▶ **TASK DETAILS**
Line count for "Library": state how many lines of the data below include it, and output nothing more.

##### INFORMATION GIVEN #####

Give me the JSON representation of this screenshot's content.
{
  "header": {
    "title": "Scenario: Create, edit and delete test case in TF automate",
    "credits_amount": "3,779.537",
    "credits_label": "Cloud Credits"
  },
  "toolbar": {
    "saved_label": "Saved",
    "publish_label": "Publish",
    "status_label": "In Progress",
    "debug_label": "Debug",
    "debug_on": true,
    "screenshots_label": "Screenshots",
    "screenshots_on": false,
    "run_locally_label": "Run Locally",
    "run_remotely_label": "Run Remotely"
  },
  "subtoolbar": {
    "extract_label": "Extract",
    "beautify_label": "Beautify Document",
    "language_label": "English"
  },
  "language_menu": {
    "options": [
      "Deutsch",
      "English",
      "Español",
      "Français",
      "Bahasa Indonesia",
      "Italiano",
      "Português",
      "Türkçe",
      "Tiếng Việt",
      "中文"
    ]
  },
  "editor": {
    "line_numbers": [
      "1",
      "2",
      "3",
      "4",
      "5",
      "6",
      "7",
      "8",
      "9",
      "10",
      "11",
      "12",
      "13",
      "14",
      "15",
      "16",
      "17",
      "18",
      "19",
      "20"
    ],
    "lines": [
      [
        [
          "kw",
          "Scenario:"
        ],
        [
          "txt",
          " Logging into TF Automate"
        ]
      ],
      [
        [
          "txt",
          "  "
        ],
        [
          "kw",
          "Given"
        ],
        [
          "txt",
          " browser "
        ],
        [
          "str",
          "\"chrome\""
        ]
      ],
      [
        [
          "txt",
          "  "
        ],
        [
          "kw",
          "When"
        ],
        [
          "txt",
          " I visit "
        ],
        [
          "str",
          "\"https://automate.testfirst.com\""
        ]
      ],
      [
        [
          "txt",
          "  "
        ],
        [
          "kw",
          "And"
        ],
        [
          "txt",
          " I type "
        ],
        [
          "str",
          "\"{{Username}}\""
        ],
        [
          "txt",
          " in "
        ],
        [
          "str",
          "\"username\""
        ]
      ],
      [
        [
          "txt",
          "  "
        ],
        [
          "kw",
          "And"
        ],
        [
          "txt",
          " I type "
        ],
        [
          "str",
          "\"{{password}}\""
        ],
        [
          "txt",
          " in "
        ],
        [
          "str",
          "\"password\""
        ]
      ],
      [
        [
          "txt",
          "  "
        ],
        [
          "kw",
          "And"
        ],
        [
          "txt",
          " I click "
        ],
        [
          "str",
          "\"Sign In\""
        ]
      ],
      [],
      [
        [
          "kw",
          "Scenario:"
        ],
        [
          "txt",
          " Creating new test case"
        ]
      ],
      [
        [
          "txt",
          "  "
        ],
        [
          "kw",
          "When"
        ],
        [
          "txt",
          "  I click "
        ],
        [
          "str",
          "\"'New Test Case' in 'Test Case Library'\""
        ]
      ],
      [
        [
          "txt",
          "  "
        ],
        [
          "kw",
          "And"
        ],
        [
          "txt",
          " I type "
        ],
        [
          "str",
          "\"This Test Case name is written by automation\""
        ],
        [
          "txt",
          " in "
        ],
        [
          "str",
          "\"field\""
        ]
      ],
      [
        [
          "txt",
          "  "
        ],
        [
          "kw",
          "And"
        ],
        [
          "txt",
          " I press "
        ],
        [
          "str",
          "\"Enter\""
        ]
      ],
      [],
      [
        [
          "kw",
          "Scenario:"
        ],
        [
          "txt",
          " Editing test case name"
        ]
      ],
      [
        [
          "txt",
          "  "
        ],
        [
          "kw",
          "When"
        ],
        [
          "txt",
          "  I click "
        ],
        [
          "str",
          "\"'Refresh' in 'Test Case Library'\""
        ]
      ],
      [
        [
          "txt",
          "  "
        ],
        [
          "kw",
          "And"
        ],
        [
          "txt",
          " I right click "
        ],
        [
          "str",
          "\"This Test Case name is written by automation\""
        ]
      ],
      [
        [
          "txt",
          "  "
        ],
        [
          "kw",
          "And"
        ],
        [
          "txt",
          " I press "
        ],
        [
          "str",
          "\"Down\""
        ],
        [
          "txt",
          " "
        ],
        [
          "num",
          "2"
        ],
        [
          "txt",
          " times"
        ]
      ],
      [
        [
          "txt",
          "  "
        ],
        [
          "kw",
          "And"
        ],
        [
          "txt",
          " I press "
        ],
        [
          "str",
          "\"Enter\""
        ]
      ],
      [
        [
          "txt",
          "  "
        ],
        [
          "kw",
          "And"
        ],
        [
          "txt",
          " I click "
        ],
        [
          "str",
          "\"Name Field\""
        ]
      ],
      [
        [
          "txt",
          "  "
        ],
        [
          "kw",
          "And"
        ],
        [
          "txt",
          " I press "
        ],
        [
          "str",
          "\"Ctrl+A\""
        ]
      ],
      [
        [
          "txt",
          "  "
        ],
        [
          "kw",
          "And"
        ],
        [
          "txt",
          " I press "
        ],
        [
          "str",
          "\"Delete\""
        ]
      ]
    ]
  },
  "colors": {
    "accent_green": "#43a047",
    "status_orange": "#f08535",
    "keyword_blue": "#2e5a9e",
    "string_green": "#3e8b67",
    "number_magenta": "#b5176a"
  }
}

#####

▶ **SOLUTION FOR THIS PROBLEM**
2